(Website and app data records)
########

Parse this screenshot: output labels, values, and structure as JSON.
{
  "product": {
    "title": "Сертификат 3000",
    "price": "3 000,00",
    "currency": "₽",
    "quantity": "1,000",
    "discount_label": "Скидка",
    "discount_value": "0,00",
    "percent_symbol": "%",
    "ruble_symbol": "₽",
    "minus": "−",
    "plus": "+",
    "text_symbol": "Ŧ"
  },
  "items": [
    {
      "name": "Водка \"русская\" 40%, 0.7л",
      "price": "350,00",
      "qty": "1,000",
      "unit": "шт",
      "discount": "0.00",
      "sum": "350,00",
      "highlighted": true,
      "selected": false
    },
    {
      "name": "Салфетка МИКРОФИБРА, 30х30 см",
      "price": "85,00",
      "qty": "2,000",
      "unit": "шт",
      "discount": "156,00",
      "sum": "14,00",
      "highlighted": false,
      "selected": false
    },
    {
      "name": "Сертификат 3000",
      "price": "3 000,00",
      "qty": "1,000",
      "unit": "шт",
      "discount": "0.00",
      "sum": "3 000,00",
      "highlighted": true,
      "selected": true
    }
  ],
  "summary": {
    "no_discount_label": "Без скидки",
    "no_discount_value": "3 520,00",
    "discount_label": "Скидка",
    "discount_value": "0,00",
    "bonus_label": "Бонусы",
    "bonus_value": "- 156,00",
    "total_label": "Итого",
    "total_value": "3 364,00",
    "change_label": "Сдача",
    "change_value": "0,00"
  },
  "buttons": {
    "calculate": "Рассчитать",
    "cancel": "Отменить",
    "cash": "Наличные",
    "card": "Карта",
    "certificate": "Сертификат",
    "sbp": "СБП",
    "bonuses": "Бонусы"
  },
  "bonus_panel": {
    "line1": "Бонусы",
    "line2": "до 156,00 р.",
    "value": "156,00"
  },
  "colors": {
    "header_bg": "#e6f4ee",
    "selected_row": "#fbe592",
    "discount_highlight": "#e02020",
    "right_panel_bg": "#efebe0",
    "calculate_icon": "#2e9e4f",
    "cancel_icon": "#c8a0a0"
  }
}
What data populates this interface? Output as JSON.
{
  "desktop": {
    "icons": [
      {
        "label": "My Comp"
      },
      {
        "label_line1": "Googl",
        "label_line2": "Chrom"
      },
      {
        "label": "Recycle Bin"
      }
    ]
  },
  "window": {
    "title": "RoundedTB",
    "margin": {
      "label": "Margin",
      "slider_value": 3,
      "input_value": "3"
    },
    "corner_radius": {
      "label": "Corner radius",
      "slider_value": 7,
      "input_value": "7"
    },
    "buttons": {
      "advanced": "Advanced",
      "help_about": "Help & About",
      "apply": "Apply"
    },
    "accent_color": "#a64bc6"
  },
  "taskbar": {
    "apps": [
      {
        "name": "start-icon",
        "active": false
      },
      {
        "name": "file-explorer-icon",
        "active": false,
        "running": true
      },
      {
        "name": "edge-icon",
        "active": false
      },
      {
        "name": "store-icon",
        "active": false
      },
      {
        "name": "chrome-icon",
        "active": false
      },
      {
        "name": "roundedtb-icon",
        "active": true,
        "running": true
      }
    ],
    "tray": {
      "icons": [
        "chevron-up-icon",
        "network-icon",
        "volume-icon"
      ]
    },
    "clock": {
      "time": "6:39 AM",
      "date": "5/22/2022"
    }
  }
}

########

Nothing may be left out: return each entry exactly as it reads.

(RESPONSE FOR THIS EXERCISE):
Parse this screenshot: output labels, values, and structure as JSON.
{
  "product": {
    "title": "Сертификат 3000",
    "price": "3 000,00",
    "currency": "₽",
    "quantity": "1,000",
    "discount_label": "Скидка",
    "discount_value": "0,00",
    "percent_symbol": "%",
    "ruble_symbol": "₽",
    "minus": "−",
    "plus": "+",
    "text_symbol": "Ŧ"
  },
  "items": [
    {
      "name": "Водка \"русская\" 40%, 0.7л",
      "price": "350,00",
      "qty": "1,000",
      "unit": "шт",
      "discount": "0.00",
      "sum": "350,00",
      "highlighted": true,
      "selected": false
    },
    {
      "name": "Салфетка МИКРОФИБРА, 30х30 см",
      "price": "85,00",
      "qty": "2,000",
      "unit": "шт",
      "discount": "156,00",
      "sum": "14,00",
      "highlighted": false,
      "selected": false
    },
    {
      "name": "Сертификат 3000",
      "price": "3 000,00",
      "qty": "1,000",
      "unit": "шт",
      "discount": "0.00",
      "sum": "3 000,00",
      "highlighted": true,
      "selected": true
    }
  ],
  "summary": {
    "no_discount_label": "Без скидки",
    "no_discount_value": "3 520,00",
    "discount_label": "Скидка",
    "discount_value": "0,00",
    "bonus_label": "Бонусы",
    "bonus_value": "- 156,00",
    "total_label": "Итого",
    "total_value": "3 364,00",
    "change_label": "Сдача",
    "change_value": "0,00"
  },
  "buttons": {
    "calculate": "Рассчитать",
    "cancel": "Отменить",
    "cash": "Наличные",
    "card": "Карта",
    "certificate": "Сертификат",
    "sbp": "СБП",
    "bonuses": "Бонусы"
  },
  "bonus_panel": {
    "line1": "Бонусы",
    "line2": "до 156,00 р.",
    "value": "156,00"
  },
  "colors": {
    "header_bg": "#e6f4ee",
    "selected_row": "#fbe592",
    "discount_highlight": "#e02020",
    "right_panel_bg": "#efebe0",
    "calculate_icon": "#2e9e4f",
    "cancel_icon": "#c8a0a0"
  }
}
What data populates this interface? Output as JSON.
{
  "desktop": {
    "icons": [
      {
        "label": "My Comp"
      },
      {
        "label_line1": "Googl",
        "label_line2": "Chrom"
      },
      {
        "label": "Recycle Bin"
      }
    ]
  },
  "window": {
    "title": "RoundedTB",
    "margin": {
      "label": "Margin",
      "slider_value": 3,
      "input_value": "3"
    },
    "corner_radius": {
      "label": "Corner radius",
      "slider_value": 7,
      "input_value": "7"
    },
    "buttons": {
      "advanced": "Advanced",
      "help_about": "Help & About",
      "apply": "Apply"
    },
    "accent_color": "#a64bc6"
  },
  "taskbar": {
    "apps": [
      {
        "name": "start-icon",
        "active": false
      },
      {
        "name": "file-explorer-icon",
        "active": false,
        "running": true
      },
      {
        "name": "edge-icon",
        "active": false
      },
      {
        "name": "store-icon",
        "active": false
      },
      {
        "name": "chrome-icon",
        "active": false
      },
      {
        "name": "roundedtb-icon",
        "active": true,
        "running": true
      }
    ],
    "tray": {
      "icons": [
        "chevron-up-icon",
        "network-icon",
        "volume-icon"
      ]
    },
    "clock": {
      "time": "6:39 AM",
      "date": "5/22/2022"
    }
  }
}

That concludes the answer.